*** Opening Listed records ***

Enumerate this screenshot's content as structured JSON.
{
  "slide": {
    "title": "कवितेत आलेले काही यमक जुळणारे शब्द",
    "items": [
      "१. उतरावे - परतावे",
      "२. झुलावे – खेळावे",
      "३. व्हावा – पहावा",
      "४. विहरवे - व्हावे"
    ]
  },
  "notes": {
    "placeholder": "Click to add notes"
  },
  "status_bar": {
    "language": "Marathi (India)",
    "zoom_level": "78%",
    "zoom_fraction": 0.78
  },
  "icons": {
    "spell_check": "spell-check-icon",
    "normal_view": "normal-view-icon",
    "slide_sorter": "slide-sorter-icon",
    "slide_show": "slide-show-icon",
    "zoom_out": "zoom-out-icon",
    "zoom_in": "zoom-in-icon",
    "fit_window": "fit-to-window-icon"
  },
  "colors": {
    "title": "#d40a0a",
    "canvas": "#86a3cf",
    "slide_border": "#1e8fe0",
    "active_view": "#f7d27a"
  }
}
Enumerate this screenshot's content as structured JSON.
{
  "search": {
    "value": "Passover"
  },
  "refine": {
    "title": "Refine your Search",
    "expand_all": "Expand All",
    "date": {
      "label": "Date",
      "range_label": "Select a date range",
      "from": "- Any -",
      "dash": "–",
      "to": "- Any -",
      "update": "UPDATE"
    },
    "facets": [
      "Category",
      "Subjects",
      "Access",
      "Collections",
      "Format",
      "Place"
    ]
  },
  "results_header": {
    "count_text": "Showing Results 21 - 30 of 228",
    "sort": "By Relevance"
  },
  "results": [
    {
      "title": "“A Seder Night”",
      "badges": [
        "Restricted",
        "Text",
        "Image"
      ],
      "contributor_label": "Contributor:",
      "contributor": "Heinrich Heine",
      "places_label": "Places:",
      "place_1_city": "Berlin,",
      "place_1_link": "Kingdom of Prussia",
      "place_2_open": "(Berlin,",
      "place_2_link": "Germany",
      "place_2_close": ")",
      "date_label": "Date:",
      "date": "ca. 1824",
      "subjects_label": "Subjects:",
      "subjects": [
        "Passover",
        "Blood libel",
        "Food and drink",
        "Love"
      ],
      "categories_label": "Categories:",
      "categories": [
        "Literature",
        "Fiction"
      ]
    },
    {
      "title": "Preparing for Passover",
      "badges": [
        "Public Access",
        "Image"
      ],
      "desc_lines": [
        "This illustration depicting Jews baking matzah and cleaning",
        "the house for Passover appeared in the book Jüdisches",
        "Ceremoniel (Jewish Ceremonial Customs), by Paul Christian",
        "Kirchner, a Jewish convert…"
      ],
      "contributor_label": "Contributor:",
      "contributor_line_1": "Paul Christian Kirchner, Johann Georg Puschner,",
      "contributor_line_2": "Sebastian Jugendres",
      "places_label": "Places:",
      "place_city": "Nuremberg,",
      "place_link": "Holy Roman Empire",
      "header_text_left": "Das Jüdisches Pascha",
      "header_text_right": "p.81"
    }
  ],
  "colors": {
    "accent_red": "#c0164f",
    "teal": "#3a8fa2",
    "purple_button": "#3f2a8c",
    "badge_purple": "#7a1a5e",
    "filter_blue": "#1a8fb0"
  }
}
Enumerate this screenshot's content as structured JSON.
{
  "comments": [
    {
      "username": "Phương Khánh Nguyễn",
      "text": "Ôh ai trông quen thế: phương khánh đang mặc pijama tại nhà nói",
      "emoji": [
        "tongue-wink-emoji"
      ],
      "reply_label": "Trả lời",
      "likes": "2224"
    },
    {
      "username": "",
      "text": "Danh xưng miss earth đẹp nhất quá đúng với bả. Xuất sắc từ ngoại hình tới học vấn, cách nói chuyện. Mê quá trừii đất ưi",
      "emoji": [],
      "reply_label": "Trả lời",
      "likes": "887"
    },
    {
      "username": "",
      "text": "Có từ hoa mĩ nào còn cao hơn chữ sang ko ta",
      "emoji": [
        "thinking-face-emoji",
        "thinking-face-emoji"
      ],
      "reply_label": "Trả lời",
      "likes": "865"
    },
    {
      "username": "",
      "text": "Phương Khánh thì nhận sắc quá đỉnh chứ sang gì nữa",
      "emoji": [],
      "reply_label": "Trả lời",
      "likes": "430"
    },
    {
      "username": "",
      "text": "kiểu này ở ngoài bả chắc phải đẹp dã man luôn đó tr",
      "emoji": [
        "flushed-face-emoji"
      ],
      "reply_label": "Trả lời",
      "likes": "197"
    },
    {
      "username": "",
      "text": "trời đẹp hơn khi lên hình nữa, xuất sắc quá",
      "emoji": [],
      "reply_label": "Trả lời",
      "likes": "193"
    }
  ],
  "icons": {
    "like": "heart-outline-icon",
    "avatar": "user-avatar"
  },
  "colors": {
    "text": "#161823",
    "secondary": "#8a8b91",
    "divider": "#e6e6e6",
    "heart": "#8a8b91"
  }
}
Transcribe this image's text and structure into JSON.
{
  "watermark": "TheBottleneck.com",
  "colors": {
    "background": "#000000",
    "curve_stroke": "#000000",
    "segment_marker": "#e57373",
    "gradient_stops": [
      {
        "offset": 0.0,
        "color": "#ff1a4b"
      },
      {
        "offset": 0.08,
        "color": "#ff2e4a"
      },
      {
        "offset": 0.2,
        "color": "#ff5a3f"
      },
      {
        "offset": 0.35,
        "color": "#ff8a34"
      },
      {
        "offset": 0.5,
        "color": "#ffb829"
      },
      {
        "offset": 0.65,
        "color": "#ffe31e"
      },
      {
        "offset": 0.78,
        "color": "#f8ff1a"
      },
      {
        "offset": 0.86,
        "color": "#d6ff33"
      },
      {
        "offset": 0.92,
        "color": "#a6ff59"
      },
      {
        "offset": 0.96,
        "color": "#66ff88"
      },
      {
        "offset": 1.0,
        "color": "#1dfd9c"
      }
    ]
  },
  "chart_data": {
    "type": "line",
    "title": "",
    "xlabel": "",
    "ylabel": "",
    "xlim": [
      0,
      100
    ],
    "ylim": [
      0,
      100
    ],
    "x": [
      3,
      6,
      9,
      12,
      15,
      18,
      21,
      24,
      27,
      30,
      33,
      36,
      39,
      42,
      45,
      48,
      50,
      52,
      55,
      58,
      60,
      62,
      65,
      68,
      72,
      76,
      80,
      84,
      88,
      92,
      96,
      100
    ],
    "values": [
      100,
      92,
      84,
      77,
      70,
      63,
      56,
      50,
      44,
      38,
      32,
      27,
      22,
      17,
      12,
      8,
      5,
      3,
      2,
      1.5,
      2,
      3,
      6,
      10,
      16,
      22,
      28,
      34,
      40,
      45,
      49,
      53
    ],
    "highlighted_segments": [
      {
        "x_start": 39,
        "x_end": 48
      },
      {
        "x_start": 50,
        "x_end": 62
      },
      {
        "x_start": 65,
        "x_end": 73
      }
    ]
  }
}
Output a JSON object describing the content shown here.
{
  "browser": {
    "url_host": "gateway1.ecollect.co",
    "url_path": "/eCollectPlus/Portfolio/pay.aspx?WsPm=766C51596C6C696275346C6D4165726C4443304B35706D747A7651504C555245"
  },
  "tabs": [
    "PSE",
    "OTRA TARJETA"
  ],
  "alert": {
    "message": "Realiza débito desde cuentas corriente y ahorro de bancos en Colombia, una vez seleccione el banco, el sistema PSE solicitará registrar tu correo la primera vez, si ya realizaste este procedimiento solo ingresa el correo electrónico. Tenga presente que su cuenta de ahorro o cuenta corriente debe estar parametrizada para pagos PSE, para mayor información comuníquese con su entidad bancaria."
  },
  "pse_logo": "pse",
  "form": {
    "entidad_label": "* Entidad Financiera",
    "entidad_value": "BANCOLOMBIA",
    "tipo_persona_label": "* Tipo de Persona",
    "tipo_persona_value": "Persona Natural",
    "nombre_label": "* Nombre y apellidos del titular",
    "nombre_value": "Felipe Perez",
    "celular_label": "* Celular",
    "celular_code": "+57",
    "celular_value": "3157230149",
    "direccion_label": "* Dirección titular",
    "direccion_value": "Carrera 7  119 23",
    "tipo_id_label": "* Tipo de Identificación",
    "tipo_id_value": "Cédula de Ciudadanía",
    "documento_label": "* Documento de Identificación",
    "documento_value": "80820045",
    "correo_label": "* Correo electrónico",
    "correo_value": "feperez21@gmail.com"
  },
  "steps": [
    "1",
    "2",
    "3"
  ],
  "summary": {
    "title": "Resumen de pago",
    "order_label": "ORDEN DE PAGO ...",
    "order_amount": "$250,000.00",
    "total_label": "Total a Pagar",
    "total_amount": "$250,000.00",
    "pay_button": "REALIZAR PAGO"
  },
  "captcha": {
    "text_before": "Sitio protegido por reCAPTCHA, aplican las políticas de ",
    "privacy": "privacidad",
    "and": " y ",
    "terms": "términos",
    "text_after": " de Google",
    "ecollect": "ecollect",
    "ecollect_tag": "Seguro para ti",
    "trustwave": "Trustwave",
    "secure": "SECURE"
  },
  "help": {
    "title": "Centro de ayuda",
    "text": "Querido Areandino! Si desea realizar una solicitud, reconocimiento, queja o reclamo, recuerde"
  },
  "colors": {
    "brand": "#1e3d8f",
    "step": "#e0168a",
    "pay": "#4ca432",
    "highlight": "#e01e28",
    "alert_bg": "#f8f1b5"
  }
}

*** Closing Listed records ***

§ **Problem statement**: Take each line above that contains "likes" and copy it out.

§ **Written response**:
      "likes": "2224"
      "likes": "887"
      "likes": "865"
      "likes": "430"
      "likes": "197"
      "likes": "193"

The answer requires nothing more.